Well, maybe less so than in decades past for the insurance industry. A mature industry, like many, insurance is facing absolutely new market-shaping dynamics these days. So says the new global Institute for Business Value report, “Winning strategies for insurers.” The results of this study extend and confirm much of the thinking about the insurance industry which we have explored in prior posts, including the integration of customer-focused digital strategies. Insurance has often not been as fast as other segments of the Financial Services sector in innovation or digital transitions, and that may be because companies are the most innovative when, “their back is against the wall.” Compared to other segments of financial services where switching is easy, insurance tends to have more loyal customers, so innovation may not have been an imperative in the past, as much as today. Luckily, the underlying theme in this new study is really innovation that is critical to insurance, and now is the time.
Most notably, I found some points in the study particularly striking on that theme. For instance, the study findings broadly agree with the increasing impact of social business in the insurance industry and that the “listening” aspect is becoming critical to linking better to customers and their needs. The study indicates 72% of industry leaders were using social media to communicate with customers. This builds further on data from another January 2013 report that showed ‘digital and social media channels influenced 40 percent of consumer decisions made in the insurance consideration phase with some types of insurance.  Yet many of the 10,000 global insurance companies enumerated in the report are still, evidently, trying to grasp the value of these technologies. In fact, the study also shares that even ‘underperformers across all industries who collaborated with their customers were still a few percentage points more than the insurance industry’s 33% average.’ Yikes.
Still, there are increasingly opportunities for insurance to take advantage of social channels and technologies to add value and potentially even reduce risk. There are good examples that counterbalance the average. In fact, the study mentions a great case for social business in Security First Insurance which ‘recognized the challenges created by the widespread use of social media in a disaster’ using analytics with social media to bring aid faster. This reminded me of the work I’d seen at the City of Fort Worth to augment their public safety using social business software. These two stories got me thinking of the possibility of future private and public partnerships that insurance could explore using social channels during times of crises in coordination with governments to help its customers and first responders. This takes the value proposition of insurance companies, like Security First Insurance into relevance and importance before and during the crises, potentially lowering total risks.

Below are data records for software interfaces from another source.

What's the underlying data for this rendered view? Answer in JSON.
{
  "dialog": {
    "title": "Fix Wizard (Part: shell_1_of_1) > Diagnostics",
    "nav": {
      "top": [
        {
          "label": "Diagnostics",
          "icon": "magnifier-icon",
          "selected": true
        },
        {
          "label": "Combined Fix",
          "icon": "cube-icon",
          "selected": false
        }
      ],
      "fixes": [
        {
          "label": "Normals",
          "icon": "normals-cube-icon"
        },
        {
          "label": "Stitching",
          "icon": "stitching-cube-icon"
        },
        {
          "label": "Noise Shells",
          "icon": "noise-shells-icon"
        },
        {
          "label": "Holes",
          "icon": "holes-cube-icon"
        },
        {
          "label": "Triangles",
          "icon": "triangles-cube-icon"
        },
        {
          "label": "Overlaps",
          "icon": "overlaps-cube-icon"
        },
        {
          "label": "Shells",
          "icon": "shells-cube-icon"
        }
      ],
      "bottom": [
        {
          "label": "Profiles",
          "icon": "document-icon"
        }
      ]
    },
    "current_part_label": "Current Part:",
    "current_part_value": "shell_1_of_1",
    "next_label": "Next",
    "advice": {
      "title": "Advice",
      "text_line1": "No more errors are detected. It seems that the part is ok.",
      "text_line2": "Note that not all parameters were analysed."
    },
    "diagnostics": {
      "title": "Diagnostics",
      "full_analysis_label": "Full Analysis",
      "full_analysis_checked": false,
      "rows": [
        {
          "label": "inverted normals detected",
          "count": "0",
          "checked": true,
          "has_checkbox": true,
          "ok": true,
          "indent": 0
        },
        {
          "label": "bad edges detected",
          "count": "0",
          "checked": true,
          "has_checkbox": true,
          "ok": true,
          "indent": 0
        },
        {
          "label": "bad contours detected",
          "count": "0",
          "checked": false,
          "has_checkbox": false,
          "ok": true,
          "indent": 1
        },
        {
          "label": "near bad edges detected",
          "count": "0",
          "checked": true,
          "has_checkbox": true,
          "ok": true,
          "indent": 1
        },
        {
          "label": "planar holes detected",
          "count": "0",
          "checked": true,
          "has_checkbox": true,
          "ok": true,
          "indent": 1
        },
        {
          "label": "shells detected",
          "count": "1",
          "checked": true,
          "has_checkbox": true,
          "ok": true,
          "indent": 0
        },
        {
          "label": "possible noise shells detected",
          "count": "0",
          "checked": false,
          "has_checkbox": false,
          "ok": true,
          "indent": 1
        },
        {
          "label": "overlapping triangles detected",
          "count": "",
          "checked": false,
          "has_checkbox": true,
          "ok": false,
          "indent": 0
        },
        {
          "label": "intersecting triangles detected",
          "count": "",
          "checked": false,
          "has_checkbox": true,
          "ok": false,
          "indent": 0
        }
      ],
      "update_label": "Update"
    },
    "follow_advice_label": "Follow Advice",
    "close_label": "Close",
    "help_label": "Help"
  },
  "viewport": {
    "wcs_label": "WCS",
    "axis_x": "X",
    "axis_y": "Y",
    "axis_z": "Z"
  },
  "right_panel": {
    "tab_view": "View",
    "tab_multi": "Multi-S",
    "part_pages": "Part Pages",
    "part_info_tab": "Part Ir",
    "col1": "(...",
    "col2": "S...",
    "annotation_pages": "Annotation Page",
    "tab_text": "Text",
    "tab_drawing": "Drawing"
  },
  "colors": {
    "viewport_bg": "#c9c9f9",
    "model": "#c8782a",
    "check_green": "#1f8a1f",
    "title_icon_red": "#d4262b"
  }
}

The work that Swiss Re has already conducted is a view of how those innovative partnerships can add value, but I think it can get much more innovative in the future. I’m encouraged by the focus on insurance industry in the partnership with Apple, that can supercharge more innovation.
Beyond this point of focus, the IBV study points out the importance of customer-centricity and provides a great example of this in insurance, with that of Nationwide Insurance, which had innovated to improve its overall customer satisfaction, as well as reporting and compliance, using an innovative approach to providing a unified view of its customers.
Besides being detailed in the study, both these cases have a similarity in analytics and the gathering and use of data, both internally and externally, to help customers. These are topics I’ve seen as top of mind in insurance, and that are sure to be further explored at the Insight2014 Conference in October. I’ll hope to see you there, too, as the value is evident in the expected 13,000 attendees that attain more than a $7000 value from it.
 “Beyond price: The rise of customer-centric marketing in insurance,” McKinsey. January 2013.